Fabio has authored over 100 scientific publications on biodiversity, climate change and sustainability, and awarded the Jabuti Prize for the books Brazilian Biomes: Portraits of a Plural Country (2012) and Atlantic Forest: A History of the Future (2014). His current topics of interest include adaptation to climate change, the science-political interface in the socio-environmental arena, and the history and relationships between concepts and theories about nature, the biosphere, sustainability and Gaia.
Shedding light on the complex relationship between forest restoration and water services
Soil ecosystem services in tropical regions: a systematic review
Winners of the contest “SUSTAINABILITY: What does it mean to you?”
Earth Optimist Brazil 2021
2020 in retrospective
Restoring Farmland Could Drastically Slow Extinctions, Fight Climate Change
Rewild to mitigate the climate crisis, urge leading scientists
Nature: Global priority areas for ecosystem restoration

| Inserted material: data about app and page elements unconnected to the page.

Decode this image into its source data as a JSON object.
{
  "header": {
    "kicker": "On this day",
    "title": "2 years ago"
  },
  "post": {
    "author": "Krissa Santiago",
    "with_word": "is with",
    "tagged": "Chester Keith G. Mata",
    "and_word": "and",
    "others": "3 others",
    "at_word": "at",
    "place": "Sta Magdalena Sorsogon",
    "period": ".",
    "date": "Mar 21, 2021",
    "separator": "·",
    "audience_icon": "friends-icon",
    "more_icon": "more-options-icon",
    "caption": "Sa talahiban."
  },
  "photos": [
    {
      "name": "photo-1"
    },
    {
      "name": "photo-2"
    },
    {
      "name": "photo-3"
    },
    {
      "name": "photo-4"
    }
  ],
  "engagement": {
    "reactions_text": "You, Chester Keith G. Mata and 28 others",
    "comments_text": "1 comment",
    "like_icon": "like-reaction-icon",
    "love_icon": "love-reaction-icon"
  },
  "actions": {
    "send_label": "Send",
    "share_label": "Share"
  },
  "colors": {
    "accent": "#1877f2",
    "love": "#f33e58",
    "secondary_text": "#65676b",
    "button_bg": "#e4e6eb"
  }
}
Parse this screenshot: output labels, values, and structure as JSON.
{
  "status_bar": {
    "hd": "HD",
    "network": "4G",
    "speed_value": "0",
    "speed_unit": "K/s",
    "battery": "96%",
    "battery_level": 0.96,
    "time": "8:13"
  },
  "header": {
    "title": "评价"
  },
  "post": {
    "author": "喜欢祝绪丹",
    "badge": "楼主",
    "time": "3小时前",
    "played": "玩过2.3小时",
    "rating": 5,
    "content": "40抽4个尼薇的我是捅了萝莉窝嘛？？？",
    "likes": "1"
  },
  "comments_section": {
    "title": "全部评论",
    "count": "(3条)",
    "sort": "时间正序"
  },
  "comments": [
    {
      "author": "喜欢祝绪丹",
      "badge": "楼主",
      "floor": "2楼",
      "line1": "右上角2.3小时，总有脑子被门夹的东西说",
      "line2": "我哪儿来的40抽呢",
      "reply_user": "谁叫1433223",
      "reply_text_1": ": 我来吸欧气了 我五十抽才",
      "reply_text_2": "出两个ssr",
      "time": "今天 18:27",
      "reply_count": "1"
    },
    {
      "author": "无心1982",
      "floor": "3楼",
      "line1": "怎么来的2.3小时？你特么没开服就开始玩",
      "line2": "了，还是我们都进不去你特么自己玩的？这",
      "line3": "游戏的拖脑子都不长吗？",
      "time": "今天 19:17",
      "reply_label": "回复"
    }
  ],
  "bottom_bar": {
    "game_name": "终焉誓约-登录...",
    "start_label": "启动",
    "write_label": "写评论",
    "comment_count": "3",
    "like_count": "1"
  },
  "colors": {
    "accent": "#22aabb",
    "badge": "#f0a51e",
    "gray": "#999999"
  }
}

Restoring 30% of the world’s ecosystems in priority areas could stave off more than 70% of projected extinctions and absorb nearly half of the carbon built up in the atmosphere since the Industrial Revolution